Featherduster worms, also called fan worms, are named for the highly-branched crown, or fan, of tentacles that extends from the protective tube. These tentacles extend from the head of the worm and are used in both oxygen uptake (respiration) and filter feeding. Fine side branches on the tentacles trap small particles of food drifting in the water currents. Large worms may have tentacles crowns spreading 6 inches (15 cm) across. The worms are sensitive to light, water motion, and touch, and can protect the delicate tentacles from potential predators by withdrawing rapidly into the protective tube. The worm produces the tube, secreting a leathery mucus from a collar-like structure at the base of the tentacles. Particles of sand and mud that are collected in the tentacles are incorporated into the tube. (aquapages)

The body tube, which is created by the worm is made up of sand and bits of coral rubble and mucous from the worm. When it is disturbed, it can quickly pull in its radiole into the tube. If it is severely stressed, it will discard its crown, growing it back later. (Saltaquarium)

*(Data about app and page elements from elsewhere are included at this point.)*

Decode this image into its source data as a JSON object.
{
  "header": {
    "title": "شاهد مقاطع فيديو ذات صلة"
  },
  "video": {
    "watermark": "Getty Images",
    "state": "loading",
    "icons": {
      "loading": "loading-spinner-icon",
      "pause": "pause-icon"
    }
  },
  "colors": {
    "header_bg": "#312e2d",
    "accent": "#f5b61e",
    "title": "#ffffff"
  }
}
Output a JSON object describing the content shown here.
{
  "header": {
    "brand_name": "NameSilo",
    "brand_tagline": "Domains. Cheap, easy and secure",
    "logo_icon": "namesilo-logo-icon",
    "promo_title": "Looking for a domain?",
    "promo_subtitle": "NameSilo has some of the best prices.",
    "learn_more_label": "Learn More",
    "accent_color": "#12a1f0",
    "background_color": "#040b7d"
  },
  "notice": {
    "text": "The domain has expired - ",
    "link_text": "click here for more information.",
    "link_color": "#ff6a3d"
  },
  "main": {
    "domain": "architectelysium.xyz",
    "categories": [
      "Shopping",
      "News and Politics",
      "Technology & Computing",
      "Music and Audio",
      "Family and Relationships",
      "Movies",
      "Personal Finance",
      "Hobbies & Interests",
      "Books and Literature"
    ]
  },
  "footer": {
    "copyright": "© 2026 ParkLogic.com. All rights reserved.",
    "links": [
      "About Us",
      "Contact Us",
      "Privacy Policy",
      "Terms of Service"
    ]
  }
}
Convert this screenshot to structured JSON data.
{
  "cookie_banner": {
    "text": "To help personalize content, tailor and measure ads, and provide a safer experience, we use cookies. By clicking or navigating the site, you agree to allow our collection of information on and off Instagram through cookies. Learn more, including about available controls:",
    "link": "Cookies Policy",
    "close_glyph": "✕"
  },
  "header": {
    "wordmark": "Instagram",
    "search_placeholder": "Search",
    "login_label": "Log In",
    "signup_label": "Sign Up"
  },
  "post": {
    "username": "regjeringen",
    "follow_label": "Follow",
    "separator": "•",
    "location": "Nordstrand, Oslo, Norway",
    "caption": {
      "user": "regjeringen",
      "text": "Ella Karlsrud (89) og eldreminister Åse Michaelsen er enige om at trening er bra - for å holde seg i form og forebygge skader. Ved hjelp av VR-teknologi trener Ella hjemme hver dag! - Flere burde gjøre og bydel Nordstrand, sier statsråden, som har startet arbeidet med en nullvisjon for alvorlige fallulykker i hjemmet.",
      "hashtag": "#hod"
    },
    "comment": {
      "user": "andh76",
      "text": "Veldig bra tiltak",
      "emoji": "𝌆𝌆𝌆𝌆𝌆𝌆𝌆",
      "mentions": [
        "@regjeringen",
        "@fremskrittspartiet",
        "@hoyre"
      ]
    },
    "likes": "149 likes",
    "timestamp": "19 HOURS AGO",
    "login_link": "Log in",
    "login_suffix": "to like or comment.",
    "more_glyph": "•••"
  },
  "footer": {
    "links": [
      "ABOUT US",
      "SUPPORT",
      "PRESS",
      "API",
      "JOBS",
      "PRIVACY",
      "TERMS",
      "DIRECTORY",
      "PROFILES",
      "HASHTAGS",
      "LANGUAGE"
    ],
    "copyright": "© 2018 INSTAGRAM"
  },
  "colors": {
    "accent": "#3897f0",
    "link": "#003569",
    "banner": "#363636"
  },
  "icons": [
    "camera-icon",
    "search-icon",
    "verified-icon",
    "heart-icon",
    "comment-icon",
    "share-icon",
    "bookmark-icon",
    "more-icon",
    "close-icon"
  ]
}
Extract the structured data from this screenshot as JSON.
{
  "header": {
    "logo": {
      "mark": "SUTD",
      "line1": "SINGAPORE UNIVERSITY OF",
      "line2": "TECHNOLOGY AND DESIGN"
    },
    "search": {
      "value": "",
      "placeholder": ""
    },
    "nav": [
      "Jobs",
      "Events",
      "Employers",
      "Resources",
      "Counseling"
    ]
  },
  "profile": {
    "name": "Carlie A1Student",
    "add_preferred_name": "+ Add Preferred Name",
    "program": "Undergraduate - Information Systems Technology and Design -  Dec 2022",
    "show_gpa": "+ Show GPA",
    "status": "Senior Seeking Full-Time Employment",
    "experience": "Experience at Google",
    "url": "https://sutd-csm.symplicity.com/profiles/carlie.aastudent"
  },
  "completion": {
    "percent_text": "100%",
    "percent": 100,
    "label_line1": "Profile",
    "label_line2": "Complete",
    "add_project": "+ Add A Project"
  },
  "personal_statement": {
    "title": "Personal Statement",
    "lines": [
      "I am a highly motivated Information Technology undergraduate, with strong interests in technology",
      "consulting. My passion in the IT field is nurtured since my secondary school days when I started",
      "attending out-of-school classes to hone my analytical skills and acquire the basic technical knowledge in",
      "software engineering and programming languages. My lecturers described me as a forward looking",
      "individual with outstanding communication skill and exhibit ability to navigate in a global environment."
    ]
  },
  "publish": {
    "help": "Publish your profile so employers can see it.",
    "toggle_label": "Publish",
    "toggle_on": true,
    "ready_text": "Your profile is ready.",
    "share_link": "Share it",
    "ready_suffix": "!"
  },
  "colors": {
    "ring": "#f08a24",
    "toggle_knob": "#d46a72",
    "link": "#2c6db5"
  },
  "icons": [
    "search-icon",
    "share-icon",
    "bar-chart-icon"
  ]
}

Small feather dusters can quickly become nuisance pests if they overgrow the aquarium. In my case, the infestation got so bad that I bought a Copperband Butterflyfish to get rid of them.